- “And after all, Marianne, after all that is bewitching in the idea of a single and constant attachment, and all that can be said of one’s happiness depending entirely on any particular person, it is not meant - it is not fit - it is not possible that it should be so.”
Volume III, Chapter I
After revealing to Marianne the news of Lucy Steele’s engagement to Edward Ferrars, Elinor reflects on why she will not be devastated by losing him. Her practical and responsible reaction contrasts with the emotional and destructive reaction of Marianne on losing Willoughby.
- “The lady, I suppose, has no choice in the affair.”
Volume III, Chapter V
Elinor reflects on John Dashwood’s assertion that the Ferrars family expects Robert to marry the wealthy heiress Miss Morton, after Edward refused her in order to honor his engagement to Lucy Steele.
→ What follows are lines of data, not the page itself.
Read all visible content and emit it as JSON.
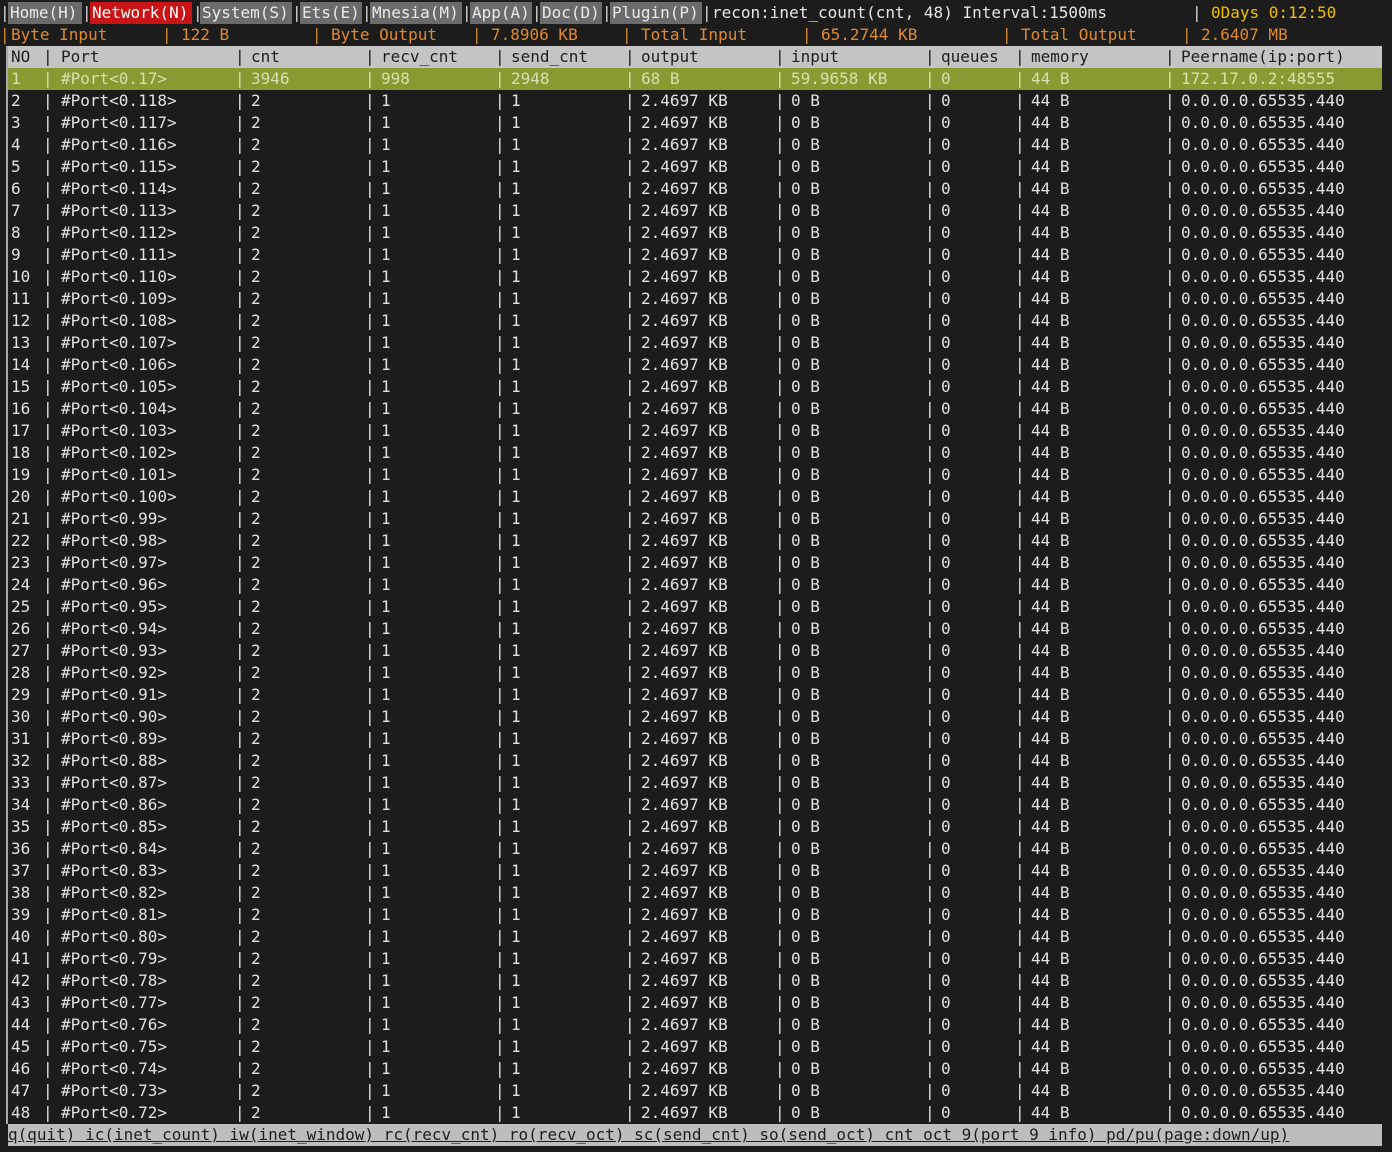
{
  "tabs": [
    {
      "label": "Home(H)",
      "active": false
    },
    {
      "label": "Network(N)",
      "active": true
    },
    {
      "label": "System(S)",
      "active": false
    },
    {
      "label": "Ets(E)",
      "active": false
    },
    {
      "label": "Mnesia(M)",
      "active": false
    },
    {
      "label": "App(A)",
      "active": false
    },
    {
      "label": "Doc(D)",
      "active": false
    },
    {
      "label": "Plugin(P)",
      "active": false
    }
  ],
  "status": {
    "title": "recon:inet_count(cnt, 48) Interval:1500ms",
    "uptime": "0Days 0:12:50"
  },
  "summary": {
    "byte_input_label": "Byte Input",
    "byte_input_value": "122 B",
    "byte_output_label": "Byte Output",
    "byte_output_value": "7.8906 KB",
    "total_input_label": "Total Input",
    "total_input_value": "65.2744 KB",
    "total_output_label": "Total Output",
    "total_output_value": "2.6407 MB"
  },
  "table": {
    "columns": [
      "NO",
      "Port",
      "cnt",
      "recv_cnt",
      "send_cnt",
      "output",
      "input",
      "queues",
      "memory",
      "Peername(ip:port)"
    ],
    "rows": [
      [
        "1",
        "#Port<0.17>",
        "3946",
        "998",
        "2948",
        "68 B",
        "59.9658 KB",
        "0",
        "44 B",
        "172.17.0.2:48555"
      ],
      [
        "2",
        "#Port<0.118>",
        "2",
        "1",
        "1",
        "2.4697 KB",
        "0 B",
        "0",
        "44 B",
        "0.0.0.0.65535.440"
      ],
      [
        "3",
        "#Port<0.117>",
        "2",
        "1",
        "1",
        "2.4697 KB",
        "0 B",
        "0",
        "44 B",
        "0.0.0.0.65535.440"
      ],
      [
        "4",
        "#Port<0.116>",
        "2",
        "1",
        "1",
        "2.4697 KB",
        "0 B",
        "0",
        "44 B",
        "0.0.0.0.65535.440"
      ],
      [
        "5",
        "#Port<0.115>",
        "2",
        "1",
        "1",
        "2.4697 KB",
        "0 B",
        "0",
        "44 B",
        "0.0.0.0.65535.440"
      ],
      [
        "6",
        "#Port<0.114>",
        "2",
        "1",
        "1",
        "2.4697 KB",
        "0 B",
        "0",
        "44 B",
        "0.0.0.0.65535.440"
      ],
      [
        "7",
        "#Port<0.113>",
        "2",
        "1",
        "1",
        "2.4697 KB",
        "0 B",
        "0",
        "44 B",
        "0.0.0.0.65535.440"
      ],
      [
        "8",
        "#Port<0.112>",
        "2",
        "1",
        "1",
        "2.4697 KB",
        "0 B",
        "0",
        "44 B",
        "0.0.0.0.65535.440"
      ],
      [
        "9",
        "#Port<0.111>",
        "2",
        "1",
        "1",
        "2.4697 KB",
        "0 B",
        "0",
        "44 B",
        "0.0.0.0.65535.440"
      ],
      [
        "10",
        "#Port<0.110>",
        "2",
        "1",
        "1",
        "2.4697 KB",
        "0 B",
        "0",
        "44 B",
        "0.0.0.0.65535.440"
      ],
      [
        "11",
        "#Port<0.109>",
        "2",
        "1",
        "1",
        "2.4697 KB",
        "0 B",
        "0",
        "44 B",
        "0.0.0.0.65535.440"
      ],
      [
        "12",
        "#Port<0.108>",
        "2",
        "1",
        "1",
        "2.4697 KB",
        "0 B",
        "0",
        "44 B",
        "0.0.0.0.65535.440"
      ],
      [
        "13",
        "#Port<0.107>",
        "2",
        "1",
        "1",
        "2.4697 KB",
        "0 B",
        "0",
        "44 B",
        "0.0.0.0.65535.440"
      ],
      [
        "14",
        "#Port<0.106>",
        "2",
        "1",
        "1",
        "2.4697 KB",
        "0 B",
        "0",
        "44 B",
        "0.0.0.0.65535.440"
      ],
      [
        "15",
        "#Port<0.105>",
        "2",
        "1",
        "1",
        "2.4697 KB",
        "0 B",
        "0",
        "44 B",
        "0.0.0.0.65535.440"
      ],
      [
        "16",
        "#Port<0.104>",
        "2",
        "1",
        "1",
        "2.4697 KB",
        "0 B",
        "0",
        "44 B",
        "0.0.0.0.65535.440"
      ],
      [
        "17",
        "#Port<0.103>",
        "2",
        "1",
        "1",
        "2.4697 KB",
        "0 B",
        "0",
        "44 B",
        "0.0.0.0.65535.440"
      ],
      [
        "18",
        "#Port<0.102>",
        "2",
        "1",
        "1",
        "2.4697 KB",
        "0 B",
        "0",
        "44 B",
        "0.0.0.0.65535.440"
      ],
      [
        "19",
        "#Port<0.101>",
        "2",
        "1",
        "1",
        "2.4697 KB",
        "0 B",
        "0",
        "44 B",
        "0.0.0.0.65535.440"
      ],
      [
        "20",
        "#Port<0.100>",
        "2",
        "1",
        "1",
        "2.4697 KB",
        "0 B",
        "0",
        "44 B",
        "0.0.0.0.65535.440"
      ],
      [
        "21",
        "#Port<0.99>",
        "2",
        "1",
        "1",
        "2.4697 KB",
        "0 B",
        "0",
        "44 B",
        "0.0.0.0.65535.440"
      ],
      [
        "22",
        "#Port<0.98>",
        "2",
        "1",
        "1",
        "2.4697 KB",
        "0 B",
        "0",
        "44 B",
        "0.0.0.0.65535.440"
      ],
      [
        "23",
        "#Port<0.97>",
        "2",
        "1",
        "1",
        "2.4697 KB",
        "0 B",
        "0",
        "44 B",
        "0.0.0.0.65535.440"
      ],
      [
        "24",
        "#Port<0.96>",
        "2",
        "1",
        "1",
        "2.4697 KB",
        "0 B",
        "0",
        "44 B",
        "0.0.0.0.65535.440"
      ],
      [
        "25",
        "#Port<0.95>",
        "2",
        "1",
        "1",
        "2.4697 KB",
        "0 B",
        "0",
        "44 B",
        "0.0.0.0.65535.440"
      ],
      [
        "26",
        "#Port<0.94>",
        "2",
        "1",
        "1",
        "2.4697 KB",
        "0 B",
        "0",
        "44 B",
        "0.0.0.0.65535.440"
      ],
      [
        "27",
        "#Port<0.93>",
        "2",
        "1",
        "1",
        "2.4697 KB",
        "0 B",
        "0",
        "44 B",
        "0.0.0.0.65535.440"
      ],
      [
        "28",
        "#Port<0.92>",
        "2",
        "1",
        "1",
        "2.4697 KB",
        "0 B",
        "0",
        "44 B",
        "0.0.0.0.65535.440"
      ],
      [
        "29",
        "#Port<0.91>",
        "2",
        "1",
        "1",
        "2.4697 KB",
        "0 B",
        "0",
        "44 B",
        "0.0.0.0.65535.440"
      ],
      [
        "30",
        "#Port<0.90>",
        "2",
        "1",
        "1",
        "2.4697 KB",
        "0 B",
        "0",
        "44 B",
        "0.0.0.0.65535.440"
      ],
      [
        "31",
        "#Port<0.89>",
        "2",
        "1",
        "1",
        "2.4697 KB",
        "0 B",
        "0",
        "44 B",
        "0.0.0.0.65535.440"
      ],
      [
        "32",
        "#Port<0.88>",
        "2",
        "1",
        "1",
        "2.4697 KB",
        "0 B",
        "0",
        "44 B",
        "0.0.0.0.65535.440"
      ],
      [
        "33",
        "#Port<0.87>",
        "2",
        "1",
        "1",
        "2.4697 KB",
        "0 B",
        "0",
        "44 B",
        "0.0.0.0.65535.440"
      ],
      [
        "34",
        "#Port<0.86>",
        "2",
        "1",
        "1",
        "2.4697 KB",
        "0 B",
        "0",
        "44 B",
        "0.0.0.0.65535.440"
      ],
      [
        "35",
        "#Port<0.85>",
        "2",
        "1",
        "1",
        "2.4697 KB",
        "0 B",
        "0",
        "44 B",
        "0.0.0.0.65535.440"
      ],
      [
        "36",
        "#Port<0.84>",
        "2",
        "1",
        "1",
        "2.4697 KB",
        "0 B",
        "0",
        "44 B",
        "0.0.0.0.65535.440"
      ],
      [
        "37",
        "#Port<0.83>",
        "2",
        "1",
        "1",
        "2.4697 KB",
        "0 B",
        "0",
        "44 B",
        "0.0.0.0.65535.440"
      ],
      [
        "38",
        "#Port<0.82>",
        "2",
        "1",
        "1",
        "2.4697 KB",
        "0 B",
        "0",
        "44 B",
        "0.0.0.0.65535.440"
      ],
      [
        "39",
        "#Port<0.81>",
        "2",
        "1",
        "1",
        "2.4697 KB",
        "0 B",
        "0",
        "44 B",
        "0.0.0.0.65535.440"
      ],
      [
        "40",
        "#Port<0.80>",
        "2",
        "1",
        "1",
        "2.4697 KB",
        "0 B",
        "0",
        "44 B",
        "0.0.0.0.65535.440"
      ],
      [
        "41",
        "#Port<0.79>",
        "2",
        "1",
        "1",
        "2.4697 KB",
        "0 B",
        "0",
        "44 B",
        "0.0.0.0.65535.440"
      ],
      [
        "42",
        "#Port<0.78>",
        "2",
        "1",
        "1",
        "2.4697 KB",
        "0 B",
        "0",
        "44 B",
        "0.0.0.0.65535.440"
      ],
      [
        "43",
        "#Port<0.77>",
        "2",
        "1",
        "1",
        "2.4697 KB",
        "0 B",
        "0",
        "44 B",
        "0.0.0.0.65535.440"
      ],
      [
        "44",
        "#Port<0.76>",
        "2",
        "1",
        "1",
        "2.4697 KB",
        "0 B",
        "0",
        "44 B",
        "0.0.0.0.65535.440"
      ],
      [
        "45",
        "#Port<0.75>",
        "2",
        "1",
        "1",
        "2.4697 KB",
        "0 B",
        "0",
        "44 B",
        "0.0.0.0.65535.440"
      ],
      [
        "46",
        "#Port<0.74>",
        "2",
        "1",
        "1",
        "2.4697 KB",
        "0 B",
        "0",
        "44 B",
        "0.0.0.0.65535.440"
      ],
      [
        "47",
        "#Port<0.73>",
        "2",
        "1",
        "1",
        "2.4697 KB",
        "0 B",
        "0",
        "44 B",
        "0.0.0.0.65535.440"
      ],
      [
        "48",
        "#Port<0.72>",
        "2",
        "1",
        "1",
        "2.4697 KB",
        "0 B",
        "0",
        "44 B",
        "0.0.0.0.65535.440"
      ]
    ],
    "selected_row": 0
  },
  "footer": {
    "help": "q(quit) ic(inet_count) iw(inet_window) rc(recv_cnt) ro(recv_oct) sc(send_cnt) so(send_oct) cnt oct 9(port 9 info) pd/pu(page:down/up)"
  },
  "colors": {
    "background": "#1c1c1c",
    "active_tab": "#c81414",
    "tab": "#6b6b6b",
    "summary_text": "#e08a2c",
    "uptime_text": "#f0c000",
    "header_bg": "#c4c4c4",
    "selected_row_bg": "#8a9a32"
  }
}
Her comment emphasizes the lack of autonomy of young women - even women of fortune - in Austen’s time. Their families frequently arranged their marriages for them on the basis of economic or social advancement. Men were not immune from similar pressure, as is shown by the examples of Colonel Brandon and Edward.
- “‘There was always a something, - if you remember, - in Willoughby’s eyes at times, which I did not like.’
“Elinor could not remember it …”
Volume III, Chapter X
Mrs. Dashwood claims the wisdom of hindsight with regard to Willoughby’s character. In fact, as a woman of excessive “sensibility,” she was as completely taken in by him as Marianne. This explains why Elinor cannot remember hearing her mother’s reservations about him.
- “‘Do you compare your conduct with his?’
“‘No. I compare it with what it ought to have been; I compare it with yours.’”
Volume III, Chapter X
Following Marianne’s wish that Willoughby’s thoughts are not more unpleasant than her own thoughts, Elinor asks Marianne if she compares her own behavior to his. Marianne says that she compares her behavior to the ideal: Elinor’s in the wake of her disappointment over Edward. This is a clear judgment by Austen on the “sense” and “sensibility” of the two sisters. Elinor’s “sense” is embraced by the former champion of “sensibility,” Marianne, as the right way to respond to life’s trials.